Entries from a dataset of interfaces
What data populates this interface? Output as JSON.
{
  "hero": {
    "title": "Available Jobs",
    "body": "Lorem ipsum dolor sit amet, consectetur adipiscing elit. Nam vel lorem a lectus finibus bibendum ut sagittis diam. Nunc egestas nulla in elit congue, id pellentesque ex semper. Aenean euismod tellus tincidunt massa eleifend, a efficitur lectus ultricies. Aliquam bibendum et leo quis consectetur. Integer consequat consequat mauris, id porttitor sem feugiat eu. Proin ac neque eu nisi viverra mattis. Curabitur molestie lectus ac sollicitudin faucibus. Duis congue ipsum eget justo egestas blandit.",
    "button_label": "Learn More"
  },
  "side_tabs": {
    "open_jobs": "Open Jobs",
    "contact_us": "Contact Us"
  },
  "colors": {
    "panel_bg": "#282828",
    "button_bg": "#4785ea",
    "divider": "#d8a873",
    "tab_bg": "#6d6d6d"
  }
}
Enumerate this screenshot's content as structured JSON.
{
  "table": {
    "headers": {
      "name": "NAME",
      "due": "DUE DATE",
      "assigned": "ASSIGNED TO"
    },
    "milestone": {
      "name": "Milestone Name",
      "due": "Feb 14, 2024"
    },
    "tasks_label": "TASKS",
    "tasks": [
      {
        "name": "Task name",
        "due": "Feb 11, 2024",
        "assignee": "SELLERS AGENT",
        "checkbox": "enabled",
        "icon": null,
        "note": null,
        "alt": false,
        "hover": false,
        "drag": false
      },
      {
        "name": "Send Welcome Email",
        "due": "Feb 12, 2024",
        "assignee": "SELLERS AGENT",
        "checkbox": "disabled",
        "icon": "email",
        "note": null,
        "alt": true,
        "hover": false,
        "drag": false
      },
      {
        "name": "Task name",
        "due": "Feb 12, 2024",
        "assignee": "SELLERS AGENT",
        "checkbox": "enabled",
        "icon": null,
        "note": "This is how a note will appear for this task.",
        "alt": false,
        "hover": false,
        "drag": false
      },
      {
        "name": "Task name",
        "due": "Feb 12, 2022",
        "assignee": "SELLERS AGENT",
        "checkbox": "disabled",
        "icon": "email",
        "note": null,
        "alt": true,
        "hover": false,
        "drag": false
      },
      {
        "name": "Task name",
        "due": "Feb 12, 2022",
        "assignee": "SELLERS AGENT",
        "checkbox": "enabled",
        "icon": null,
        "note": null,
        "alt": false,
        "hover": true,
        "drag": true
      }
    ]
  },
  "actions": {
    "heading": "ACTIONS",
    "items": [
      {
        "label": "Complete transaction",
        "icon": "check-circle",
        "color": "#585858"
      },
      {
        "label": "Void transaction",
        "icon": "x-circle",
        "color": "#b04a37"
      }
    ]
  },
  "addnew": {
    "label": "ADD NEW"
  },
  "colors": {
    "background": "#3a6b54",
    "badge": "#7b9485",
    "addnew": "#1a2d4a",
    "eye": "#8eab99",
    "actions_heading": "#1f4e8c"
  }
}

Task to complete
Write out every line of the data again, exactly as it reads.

Output
What data populates this interface? Output as JSON.
{
  "hero": {
    "title": "Available Jobs",
    "body": "Lorem ipsum dolor sit amet, consectetur adipiscing elit. Nam vel lorem a lectus finibus bibendum ut sagittis diam. Nunc egestas nulla in elit congue, id pellentesque ex semper. Aenean euismod tellus tincidunt massa eleifend, a efficitur lectus ultricies. Aliquam bibendum et leo quis consectetur. Integer consequat consequat mauris, id porttitor sem feugiat eu. Proin ac neque eu nisi viverra mattis. Curabitur molestie lectus ac sollicitudin faucibus. Duis congue ipsum eget justo egestas blandit.",
    "button_label": "Learn More"
  },
  "side_tabs": {
    "open_jobs": "Open Jobs",
    "contact_us": "Contact Us"
  },
  "colors": {
    "panel_bg": "#282828",
    "button_bg": "#4785ea",
    "divider": "#d8a873",
    "tab_bg": "#6d6d6d"
  }
}
Enumerate this screenshot's content as structured JSON.
{
  "table": {
    "headers": {
      "name": "NAME",
      "due": "DUE DATE",
      "assigned": "ASSIGNED TO"
    },
    "milestone": {
      "name": "Milestone Name",
      "due": "Feb 14, 2024"
    },
    "tasks_label": "TASKS",
    "tasks": [
      {
        "name": "Task name",
        "due": "Feb 11, 2024",
        "assignee": "SELLERS AGENT",
        "checkbox": "enabled",
        "icon": null,
        "note": null,
        "alt": false,
        "hover": false,
        "drag": false
      },
      {
        "name": "Send Welcome Email",
        "due": "Feb 12, 2024",
        "assignee": "SELLERS AGENT",
        "checkbox": "disabled",
        "icon": "email",
        "note": null,
        "alt": true,
        "hover": false,
        "drag": false
      },
      {
        "name": "Task name",
        "due": "Feb 12, 2024",
        "assignee": "SELLERS AGENT",
        "checkbox": "enabled",
        "icon": null,
        "note": "This is how a note will appear for this task.",
        "alt": false,
        "hover": false,
        "drag": false
      },
      {
        "name": "Task name",
        "due": "Feb 12, 2022",
        "assignee": "SELLERS AGENT",
        "checkbox": "disabled",
        "icon": "email",
        "note": null,
        "alt": true,
        "hover": false,
        "drag": false
      },
      {
        "name": "Task name",
        "due": "Feb 12, 2022",
        "assignee": "SELLERS AGENT",
        "checkbox": "enabled",
        "icon": null,
        "note": null,
        "alt": false,
        "hover": true,
        "drag": true
      }
    ]
  },
  "actions": {
    "heading": "ACTIONS",
    "items": [
      {
        "label": "Complete transaction",
        "icon": "check-circle",
        "color": "#585858"
      },
      {
        "label": "Void transaction",
        "icon": "x-circle",
        "color": "#b04a37"
      }
    ]
  },
  "addnew": {
    "label": "ADD NEW"
  },
  "colors": {
    "background": "#3a6b54",
    "badge": "#7b9485",
    "addnew": "#1a2d4a",
    "eye": "#8eab99",
    "actions_heading": "#1f4e8c"
  }
}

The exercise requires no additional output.